**What to do:** Which lines below contain "USDJPY"? Copy every one of them.

**Source material:**
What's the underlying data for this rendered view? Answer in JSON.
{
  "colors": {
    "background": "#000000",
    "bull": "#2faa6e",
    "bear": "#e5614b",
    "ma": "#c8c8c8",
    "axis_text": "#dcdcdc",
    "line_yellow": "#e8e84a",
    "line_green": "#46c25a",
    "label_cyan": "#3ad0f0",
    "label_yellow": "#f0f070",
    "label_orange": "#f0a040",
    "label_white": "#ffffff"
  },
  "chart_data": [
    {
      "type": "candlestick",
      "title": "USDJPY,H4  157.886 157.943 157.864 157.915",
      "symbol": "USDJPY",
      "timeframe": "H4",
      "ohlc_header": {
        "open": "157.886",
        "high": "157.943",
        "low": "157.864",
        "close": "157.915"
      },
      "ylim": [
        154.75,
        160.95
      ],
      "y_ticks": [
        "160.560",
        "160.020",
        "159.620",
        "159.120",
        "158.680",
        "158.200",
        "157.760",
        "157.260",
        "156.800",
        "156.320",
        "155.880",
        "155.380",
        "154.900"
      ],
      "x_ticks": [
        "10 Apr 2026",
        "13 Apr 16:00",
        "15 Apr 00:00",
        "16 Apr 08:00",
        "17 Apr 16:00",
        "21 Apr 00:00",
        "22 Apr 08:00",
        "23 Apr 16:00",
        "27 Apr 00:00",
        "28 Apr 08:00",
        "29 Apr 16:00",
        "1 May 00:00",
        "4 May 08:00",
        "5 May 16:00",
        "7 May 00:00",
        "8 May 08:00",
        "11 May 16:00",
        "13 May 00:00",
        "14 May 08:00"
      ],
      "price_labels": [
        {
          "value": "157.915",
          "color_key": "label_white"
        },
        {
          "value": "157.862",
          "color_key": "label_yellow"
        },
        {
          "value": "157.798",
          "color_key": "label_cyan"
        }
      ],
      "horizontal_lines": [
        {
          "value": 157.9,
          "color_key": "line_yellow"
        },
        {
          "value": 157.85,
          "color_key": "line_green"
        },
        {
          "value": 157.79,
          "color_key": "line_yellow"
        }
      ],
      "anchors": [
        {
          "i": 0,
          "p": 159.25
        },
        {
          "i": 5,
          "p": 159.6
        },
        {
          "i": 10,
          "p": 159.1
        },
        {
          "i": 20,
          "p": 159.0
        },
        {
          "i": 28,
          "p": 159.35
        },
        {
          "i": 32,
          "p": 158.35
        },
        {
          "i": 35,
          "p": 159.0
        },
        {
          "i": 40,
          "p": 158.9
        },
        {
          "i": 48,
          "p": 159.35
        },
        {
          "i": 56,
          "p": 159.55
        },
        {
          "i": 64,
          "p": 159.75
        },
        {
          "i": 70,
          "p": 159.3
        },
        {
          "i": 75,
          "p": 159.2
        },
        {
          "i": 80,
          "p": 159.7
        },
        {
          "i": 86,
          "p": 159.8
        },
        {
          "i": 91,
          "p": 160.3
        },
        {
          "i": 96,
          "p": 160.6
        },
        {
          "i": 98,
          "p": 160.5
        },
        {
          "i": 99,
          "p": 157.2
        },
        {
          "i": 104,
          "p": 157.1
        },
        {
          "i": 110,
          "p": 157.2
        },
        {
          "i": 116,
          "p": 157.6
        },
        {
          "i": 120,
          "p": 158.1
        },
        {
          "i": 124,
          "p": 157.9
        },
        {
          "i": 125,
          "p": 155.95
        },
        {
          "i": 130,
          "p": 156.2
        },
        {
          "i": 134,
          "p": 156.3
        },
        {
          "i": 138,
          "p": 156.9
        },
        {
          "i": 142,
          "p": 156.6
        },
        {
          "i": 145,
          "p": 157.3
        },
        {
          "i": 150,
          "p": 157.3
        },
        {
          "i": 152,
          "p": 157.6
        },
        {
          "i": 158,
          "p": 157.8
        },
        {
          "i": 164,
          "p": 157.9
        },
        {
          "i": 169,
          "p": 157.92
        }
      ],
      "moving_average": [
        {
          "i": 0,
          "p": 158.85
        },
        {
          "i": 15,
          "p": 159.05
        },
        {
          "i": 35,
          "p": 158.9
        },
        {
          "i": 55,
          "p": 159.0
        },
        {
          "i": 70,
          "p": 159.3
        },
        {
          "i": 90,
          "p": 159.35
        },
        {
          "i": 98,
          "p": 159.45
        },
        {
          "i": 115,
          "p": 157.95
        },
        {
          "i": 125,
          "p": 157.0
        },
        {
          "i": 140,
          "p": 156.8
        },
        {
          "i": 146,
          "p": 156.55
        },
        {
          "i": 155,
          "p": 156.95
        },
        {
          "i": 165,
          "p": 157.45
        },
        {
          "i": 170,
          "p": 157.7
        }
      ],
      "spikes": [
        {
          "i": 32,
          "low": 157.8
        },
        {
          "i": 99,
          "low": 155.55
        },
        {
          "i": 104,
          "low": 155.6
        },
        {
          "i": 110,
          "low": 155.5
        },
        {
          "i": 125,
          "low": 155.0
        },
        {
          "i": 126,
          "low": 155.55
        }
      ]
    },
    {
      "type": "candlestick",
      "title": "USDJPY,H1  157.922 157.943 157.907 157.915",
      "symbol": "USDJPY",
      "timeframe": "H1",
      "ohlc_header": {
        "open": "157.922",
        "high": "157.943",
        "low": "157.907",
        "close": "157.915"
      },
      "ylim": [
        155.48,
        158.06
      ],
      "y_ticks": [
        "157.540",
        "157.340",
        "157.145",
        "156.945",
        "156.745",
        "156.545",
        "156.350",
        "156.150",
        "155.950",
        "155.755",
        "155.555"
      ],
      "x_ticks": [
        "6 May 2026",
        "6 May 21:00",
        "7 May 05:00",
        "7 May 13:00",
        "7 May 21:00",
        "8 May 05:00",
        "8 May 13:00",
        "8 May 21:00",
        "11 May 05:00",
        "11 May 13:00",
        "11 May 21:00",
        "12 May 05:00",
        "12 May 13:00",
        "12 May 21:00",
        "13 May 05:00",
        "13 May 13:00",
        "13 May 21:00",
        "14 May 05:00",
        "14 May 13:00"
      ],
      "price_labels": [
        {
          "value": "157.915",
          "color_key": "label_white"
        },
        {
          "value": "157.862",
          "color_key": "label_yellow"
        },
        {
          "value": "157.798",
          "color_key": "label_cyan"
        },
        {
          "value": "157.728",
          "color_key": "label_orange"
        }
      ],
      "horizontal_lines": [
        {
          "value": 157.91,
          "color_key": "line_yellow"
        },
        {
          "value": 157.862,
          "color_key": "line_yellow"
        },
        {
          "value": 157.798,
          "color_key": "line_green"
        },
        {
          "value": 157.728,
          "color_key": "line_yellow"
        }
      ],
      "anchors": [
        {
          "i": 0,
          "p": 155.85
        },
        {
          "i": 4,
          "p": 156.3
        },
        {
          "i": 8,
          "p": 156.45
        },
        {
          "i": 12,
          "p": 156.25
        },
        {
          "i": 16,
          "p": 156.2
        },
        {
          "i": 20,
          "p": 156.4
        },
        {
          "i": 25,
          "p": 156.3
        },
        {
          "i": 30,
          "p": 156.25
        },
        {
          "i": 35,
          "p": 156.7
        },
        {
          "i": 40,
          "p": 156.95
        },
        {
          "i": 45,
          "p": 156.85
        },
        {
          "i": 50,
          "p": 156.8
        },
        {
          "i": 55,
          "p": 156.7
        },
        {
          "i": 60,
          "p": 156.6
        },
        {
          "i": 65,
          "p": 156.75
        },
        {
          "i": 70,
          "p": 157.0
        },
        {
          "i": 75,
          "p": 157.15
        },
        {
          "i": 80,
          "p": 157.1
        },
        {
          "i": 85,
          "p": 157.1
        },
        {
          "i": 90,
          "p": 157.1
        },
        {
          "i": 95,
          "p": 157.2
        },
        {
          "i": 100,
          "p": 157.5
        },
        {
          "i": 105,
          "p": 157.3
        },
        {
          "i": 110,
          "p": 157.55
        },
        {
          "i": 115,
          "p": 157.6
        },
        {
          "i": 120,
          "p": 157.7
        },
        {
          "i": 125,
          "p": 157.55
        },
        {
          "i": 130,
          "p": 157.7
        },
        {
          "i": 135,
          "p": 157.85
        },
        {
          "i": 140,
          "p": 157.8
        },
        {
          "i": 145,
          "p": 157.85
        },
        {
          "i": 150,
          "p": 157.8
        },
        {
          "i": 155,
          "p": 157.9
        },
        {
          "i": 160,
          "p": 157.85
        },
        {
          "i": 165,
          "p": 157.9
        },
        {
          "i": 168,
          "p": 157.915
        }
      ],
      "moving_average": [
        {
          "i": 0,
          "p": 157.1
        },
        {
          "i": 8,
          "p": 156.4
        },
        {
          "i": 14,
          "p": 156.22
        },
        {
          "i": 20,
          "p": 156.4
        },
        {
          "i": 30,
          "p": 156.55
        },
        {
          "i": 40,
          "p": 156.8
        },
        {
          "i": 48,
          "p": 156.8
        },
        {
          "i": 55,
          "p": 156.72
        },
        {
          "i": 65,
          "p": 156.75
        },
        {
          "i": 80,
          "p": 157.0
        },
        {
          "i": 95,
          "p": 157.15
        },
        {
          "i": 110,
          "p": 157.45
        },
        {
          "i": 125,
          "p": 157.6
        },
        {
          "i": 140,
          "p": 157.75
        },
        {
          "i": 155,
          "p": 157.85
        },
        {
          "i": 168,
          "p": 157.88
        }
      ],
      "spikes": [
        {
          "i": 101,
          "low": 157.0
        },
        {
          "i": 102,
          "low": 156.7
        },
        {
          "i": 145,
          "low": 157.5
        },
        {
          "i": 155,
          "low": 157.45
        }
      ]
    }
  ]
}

**Response for this exercise:**
      "title": "USDJPY,H4  157.886 157.943 157.864 157.915",
      "symbol": "USDJPY",
      "title": "USDJPY,H1  157.922 157.943 157.907 157.915",
      "symbol": "USDJPY",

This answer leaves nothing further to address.